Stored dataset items
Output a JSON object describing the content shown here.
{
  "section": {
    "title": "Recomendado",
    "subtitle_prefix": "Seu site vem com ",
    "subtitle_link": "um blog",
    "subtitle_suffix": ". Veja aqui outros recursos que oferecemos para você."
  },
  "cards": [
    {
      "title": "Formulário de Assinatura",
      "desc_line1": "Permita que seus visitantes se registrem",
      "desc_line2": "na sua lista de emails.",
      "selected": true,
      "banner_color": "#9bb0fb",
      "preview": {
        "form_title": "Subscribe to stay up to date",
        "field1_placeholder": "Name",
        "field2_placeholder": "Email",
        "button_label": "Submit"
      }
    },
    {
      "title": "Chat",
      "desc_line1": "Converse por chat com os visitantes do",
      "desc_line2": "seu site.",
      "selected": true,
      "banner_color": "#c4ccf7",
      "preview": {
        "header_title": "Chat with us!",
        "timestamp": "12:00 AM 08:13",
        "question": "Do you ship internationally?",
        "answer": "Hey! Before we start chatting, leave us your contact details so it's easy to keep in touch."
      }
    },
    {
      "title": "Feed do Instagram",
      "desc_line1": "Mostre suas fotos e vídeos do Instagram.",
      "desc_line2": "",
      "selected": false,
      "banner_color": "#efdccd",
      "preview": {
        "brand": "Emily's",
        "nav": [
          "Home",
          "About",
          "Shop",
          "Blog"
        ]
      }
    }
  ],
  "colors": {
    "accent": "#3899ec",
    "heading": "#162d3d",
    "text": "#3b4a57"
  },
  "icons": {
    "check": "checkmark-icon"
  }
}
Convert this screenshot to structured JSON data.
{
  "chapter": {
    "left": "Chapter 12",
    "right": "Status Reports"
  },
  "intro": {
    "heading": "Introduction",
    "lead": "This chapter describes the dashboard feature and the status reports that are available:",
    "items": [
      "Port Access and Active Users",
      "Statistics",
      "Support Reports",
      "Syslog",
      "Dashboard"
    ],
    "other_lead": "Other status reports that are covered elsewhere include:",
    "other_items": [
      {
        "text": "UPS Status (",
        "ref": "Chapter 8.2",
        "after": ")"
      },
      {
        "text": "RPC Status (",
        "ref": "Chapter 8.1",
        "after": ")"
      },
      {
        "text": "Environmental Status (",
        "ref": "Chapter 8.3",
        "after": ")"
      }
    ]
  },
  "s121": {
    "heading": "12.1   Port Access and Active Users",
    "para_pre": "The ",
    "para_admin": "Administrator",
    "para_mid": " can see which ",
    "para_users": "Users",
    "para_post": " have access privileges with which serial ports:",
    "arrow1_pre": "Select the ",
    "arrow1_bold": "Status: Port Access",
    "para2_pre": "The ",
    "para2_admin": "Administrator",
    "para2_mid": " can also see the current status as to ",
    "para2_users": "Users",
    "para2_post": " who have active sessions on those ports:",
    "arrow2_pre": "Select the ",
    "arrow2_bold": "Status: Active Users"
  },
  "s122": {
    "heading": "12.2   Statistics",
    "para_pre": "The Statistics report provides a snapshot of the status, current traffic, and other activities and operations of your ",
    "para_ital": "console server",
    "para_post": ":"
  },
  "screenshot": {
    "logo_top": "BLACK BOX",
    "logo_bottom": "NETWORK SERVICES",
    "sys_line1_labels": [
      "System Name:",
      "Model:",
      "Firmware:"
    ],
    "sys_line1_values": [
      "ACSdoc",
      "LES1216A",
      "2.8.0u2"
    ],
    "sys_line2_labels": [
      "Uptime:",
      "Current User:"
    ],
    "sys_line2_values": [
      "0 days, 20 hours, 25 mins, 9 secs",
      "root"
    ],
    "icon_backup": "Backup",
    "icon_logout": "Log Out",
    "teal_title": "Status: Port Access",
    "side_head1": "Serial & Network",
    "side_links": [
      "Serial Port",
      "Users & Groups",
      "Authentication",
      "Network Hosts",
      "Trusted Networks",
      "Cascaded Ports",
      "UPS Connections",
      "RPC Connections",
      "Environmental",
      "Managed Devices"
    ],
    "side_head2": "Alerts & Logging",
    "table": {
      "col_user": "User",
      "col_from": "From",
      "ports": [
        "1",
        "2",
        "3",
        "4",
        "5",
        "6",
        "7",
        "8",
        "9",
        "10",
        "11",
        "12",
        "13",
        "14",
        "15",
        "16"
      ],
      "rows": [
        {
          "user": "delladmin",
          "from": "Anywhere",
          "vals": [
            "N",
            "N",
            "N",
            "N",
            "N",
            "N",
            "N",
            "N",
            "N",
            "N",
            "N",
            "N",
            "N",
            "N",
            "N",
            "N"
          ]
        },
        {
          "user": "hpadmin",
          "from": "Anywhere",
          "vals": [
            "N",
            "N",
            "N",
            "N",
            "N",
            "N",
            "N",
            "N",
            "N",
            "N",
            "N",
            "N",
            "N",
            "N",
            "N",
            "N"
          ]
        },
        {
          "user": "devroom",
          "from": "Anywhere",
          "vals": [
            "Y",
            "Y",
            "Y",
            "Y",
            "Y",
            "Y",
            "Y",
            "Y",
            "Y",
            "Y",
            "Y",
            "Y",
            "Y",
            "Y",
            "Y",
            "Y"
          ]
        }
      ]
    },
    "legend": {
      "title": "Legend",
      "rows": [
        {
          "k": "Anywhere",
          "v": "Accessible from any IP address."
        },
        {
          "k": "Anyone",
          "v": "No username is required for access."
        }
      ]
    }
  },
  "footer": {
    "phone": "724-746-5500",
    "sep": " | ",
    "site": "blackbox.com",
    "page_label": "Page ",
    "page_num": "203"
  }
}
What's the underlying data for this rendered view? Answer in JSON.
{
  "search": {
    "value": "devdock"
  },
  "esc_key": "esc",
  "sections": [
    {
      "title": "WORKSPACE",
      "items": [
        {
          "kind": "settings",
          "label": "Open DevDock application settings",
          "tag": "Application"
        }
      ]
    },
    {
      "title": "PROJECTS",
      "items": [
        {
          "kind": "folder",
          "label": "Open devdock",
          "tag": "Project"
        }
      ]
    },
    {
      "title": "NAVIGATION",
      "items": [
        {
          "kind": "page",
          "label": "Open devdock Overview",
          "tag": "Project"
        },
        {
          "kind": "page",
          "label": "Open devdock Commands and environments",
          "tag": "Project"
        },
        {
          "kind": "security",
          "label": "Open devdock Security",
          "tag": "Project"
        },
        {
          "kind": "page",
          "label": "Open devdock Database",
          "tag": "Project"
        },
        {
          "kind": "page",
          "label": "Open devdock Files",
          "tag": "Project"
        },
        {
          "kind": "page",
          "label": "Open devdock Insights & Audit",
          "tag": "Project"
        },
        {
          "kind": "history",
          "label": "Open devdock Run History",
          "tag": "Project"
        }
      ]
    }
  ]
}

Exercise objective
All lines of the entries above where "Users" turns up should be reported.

Solution to this problem
      "Port Access and Active Users",
    "heading": "12.1   Port Access and Active Users",
    "para_users": "Users",
    "para2_users": "Users",
    "arrow2_bold": "Status: Active Users"
      "Users & Groups",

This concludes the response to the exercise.